Designer MARTIN NIKLAS WIESER has just released a new series of editorial shots for his Spring / Summer 2014 collection. Photographers Till Janz and Hendrik Schneider captured the collection in a medieval goes digital environment, which was styled by Paul Maximilian Schlosser. 032c sat down with Wieser to speak about the images.
What were your reference points for the series?
The inspiration came from the idea of time travel, but in a more abstract sense. I liked the idea of not being able to really put your finger on a specific time or inspiration, like constant time traveling. The Information Age has produced a kind of levelling of time and distances. All information is brought to us within a mouse click on the same plane, so there’s this potpourri of disparate information intermingling. The images have a medieval and antique inspiration, but there’s also a very futuristic element to them. So it’s all intertwined, both here and there, simultaneously in the past and future. We worked with the medieval concept but brought it into the future, but it’s a very polluted idea of the future.

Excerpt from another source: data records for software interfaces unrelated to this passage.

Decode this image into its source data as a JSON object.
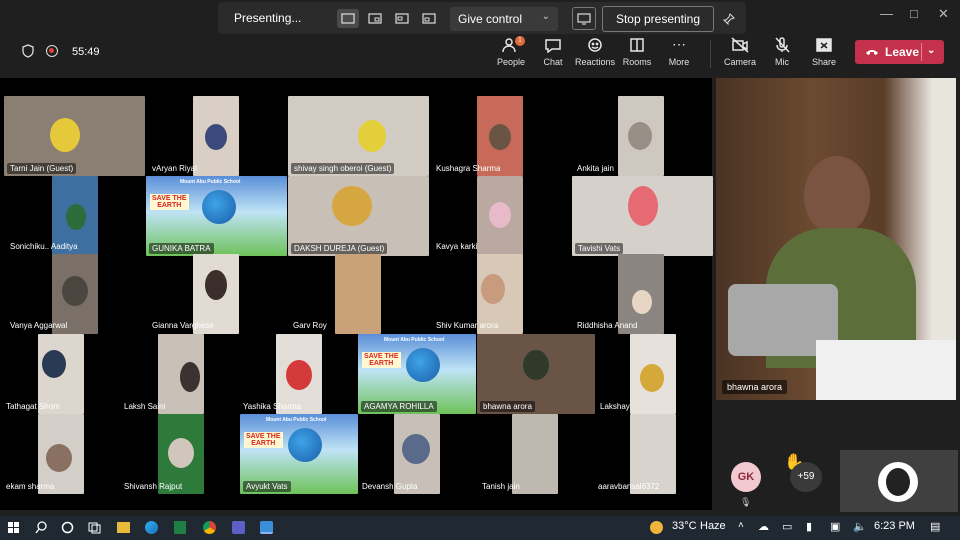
{
  "presenting_bar": {
    "status": "Presenting...",
    "give_control": "Give control",
    "stop_presenting": "Stop presenting"
  },
  "meeting": {
    "timer": "55:49",
    "people_badge": "1"
  },
  "toolbar": {
    "people": "People",
    "chat": "Chat",
    "reactions": "Reactions",
    "rooms": "Rooms",
    "more": "More",
    "camera": "Camera",
    "mic": "Mic",
    "share": "Share",
    "leave": "Leave"
  },
  "participants": [
    "Tarni Jain (Guest)",
    "vAryan Riyal",
    "shivay singh oberoi (Guest)",
    "Kushagra Sharma",
    "Ankita jain",
    "Sonichiku.. Aaditya",
    "GUNIKA BATRA",
    "DAKSH DUREJA (Guest)",
    "Kavya karki",
    "Tavishi Vats",
    "Vanya Aggarwal",
    "Gianna Varghese",
    "Garv Roy",
    "Shiv Kumar arora",
    "Riddhisha Anand",
    "Tathagat Shom",
    "Laksh  Saini",
    "Yashika Sharma",
    "AGAMYA ROHILLA",
    "bhawna arora",
    "Lakshay",
    "ekam sharma",
    "Shivansh Rajput",
    "Avyukt Vats",
    "Devansh Gupta",
    "Tanish jain",
    "aaravbansal6372"
  ],
  "poster": {
    "school": "Mount Abu Public School",
    "title_line1": "SAVE THE",
    "title_line2": "EARTH",
    "subtitle": "Paper Making Activity"
  },
  "spotlight": {
    "name": "bhawna arora"
  },
  "gallery_extra": {
    "avatar_initials": "GK",
    "overflow_count": "+59"
  },
  "taskbar": {
    "weather_temp": "33°C",
    "weather_text": "Haze",
    "time": "6:23 PM"
  },
  "colors": {
    "leave": "#c4314b",
    "background": "#1f1f1f",
    "taskbar": "#202832"
  }
}
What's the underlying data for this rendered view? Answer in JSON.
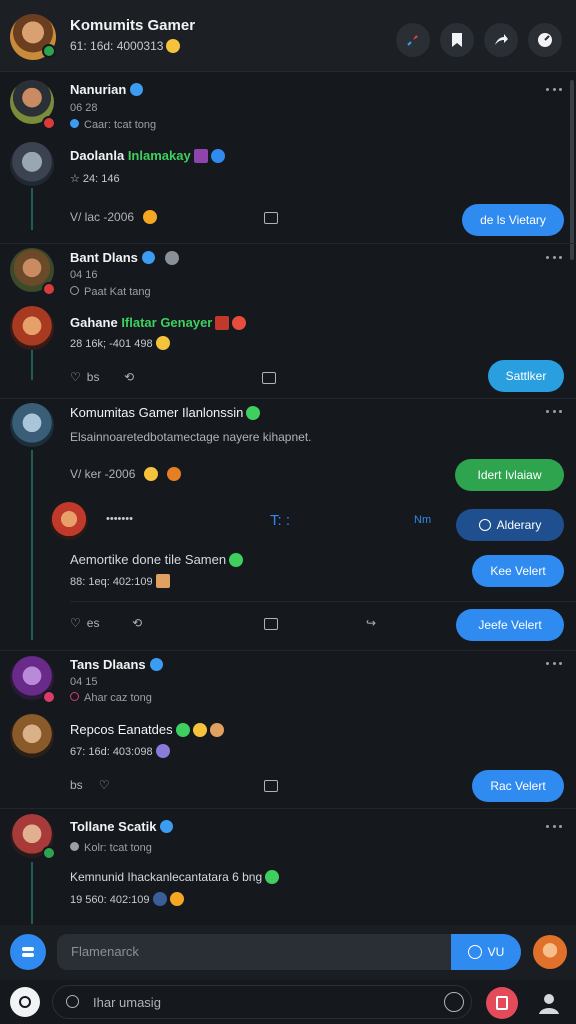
{
  "header": {
    "title": "Komumits Gamer",
    "subtitle": "61: 16d: 4000313"
  },
  "posts": [
    {
      "name": "Nanurian",
      "meta": "06 28",
      "sub": "Caar: tcat tong"
    },
    {
      "name": "Daolanla",
      "highlight": "Inlamakay",
      "meta": "24: 146",
      "action_count": "V/ lac -2006",
      "button": "de ls Vietary"
    },
    {
      "name": "Bant Dlans",
      "meta": "04 16",
      "sub": "Paat Kat tang"
    },
    {
      "name": "Gahane",
      "highlight": "Iflatar Genayer",
      "meta": "28 16k; -401 498",
      "action_count": "bs",
      "button": "Sattlker"
    },
    {
      "name": "Komumitas Gamer Ilanlonssin",
      "body": "Elsainnoaretedbotamectage nayere kihapnet.",
      "action_count": "V/ ker -2006",
      "button": "Idert Ivlaiaw"
    },
    {
      "reply_meta": "•••••••",
      "reply_mid": "T: :",
      "reply_right": "Nm",
      "reply_button": "Alderary",
      "name": "Aemortike done tile Samen",
      "meta": "88: 1eq: 402:109",
      "button": "Kee Velert",
      "action_count": "es",
      "button2": "Jeefe Velert"
    },
    {
      "name": "Tans Dlaans",
      "meta": "04 15",
      "sub": "Ahar caz tong"
    },
    {
      "name": "Repcos Eanatdes",
      "meta": "67: 16d: 403:098",
      "action_count": "bs",
      "button": "Rac Velert"
    },
    {
      "name": "Tollane Scatik",
      "sub": "Kolr: tcat tong",
      "body": "Kemnunid Ihackanlecantatara 6 bng",
      "meta": "19 560: 402:109"
    }
  ],
  "composer": {
    "placeholder": "Flamenarck",
    "send_label": "VU"
  },
  "bottombar": {
    "search_placeholder": "Ihar umasig"
  },
  "colors": {
    "accent": "#2f8bf0",
    "green": "#2ea44f",
    "thread": "#1f5c5a",
    "background": "#15181d"
  }
}
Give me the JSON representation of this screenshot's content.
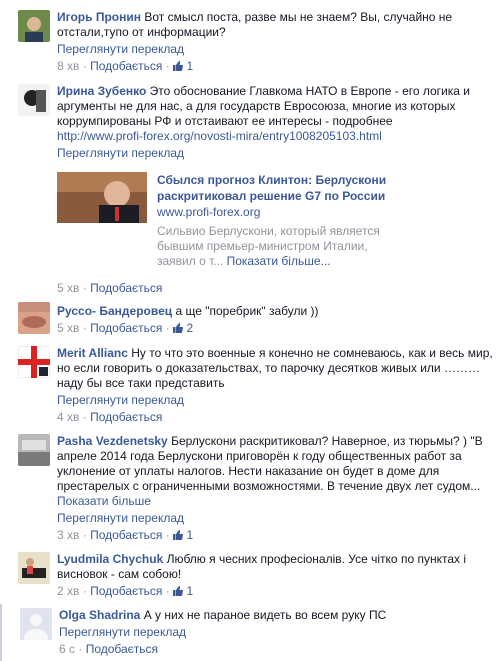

What do you mean by polluted?
The images are overloaded with information, which reflects this indecisiveness in time. They don’t really allow for a strong direction. It’s just glimpses into different ideas of what we wanted to achieve. Aesthetically they form a story when seen together, but there are many stories going on in each image, and each is very different from one another.
There’s also a strong sense of the synthetic in the imagery.
It’s very over-stylized and dehumanized in a way. All of the CGI elements rebuild, in a modern way, a fantasy world. I’m really into the idea of freeing our minds or spirits from this physical world. They explore the idea of the virtual world and a sense of wandering through that. It’s like the dream of flying. We’re freed from all these limitations that belong to the physical world. It’s almost spiritual, close to religion.
Sounds like Avatar.
Yeah exactly. I liked Avatar! But let’s not get into that.
The photos are also very different from the aesthetic you’ve used in past look books or campaigns.
I normally work very roughly and am interested in capturing the humane when I’m working with a photographer. I want to keep it genuine, which is the direction I’m going to go in the next collection again.
I need a grounding experience, because I almost feel like I’m part of the pre-Internet generation, even though I was born in 1986. I grew up in a very small village in the Italian Alps, and the Internet arrived very late there, for Western standards at least. I didn’t have access to a computer until I was about 17, and even then it was limited. No one in my community where I grew up did either really. So it didn’t play much of a role in my puberty like it did for most other people who were born around this time. That’s what differentiates me. Generations are formed through how they experience the medium and the technology, and I didn’t participate in that.
I also trained to be a carpenter, and am still very interested in the craftsmanship of fashion. Carpentry is a beautiful trade, and fashion also has this aspect of working with your hands and creating physical objects, but I found it really interesting to explore this idea of the disconnect between the virtual world and the clothes themselves.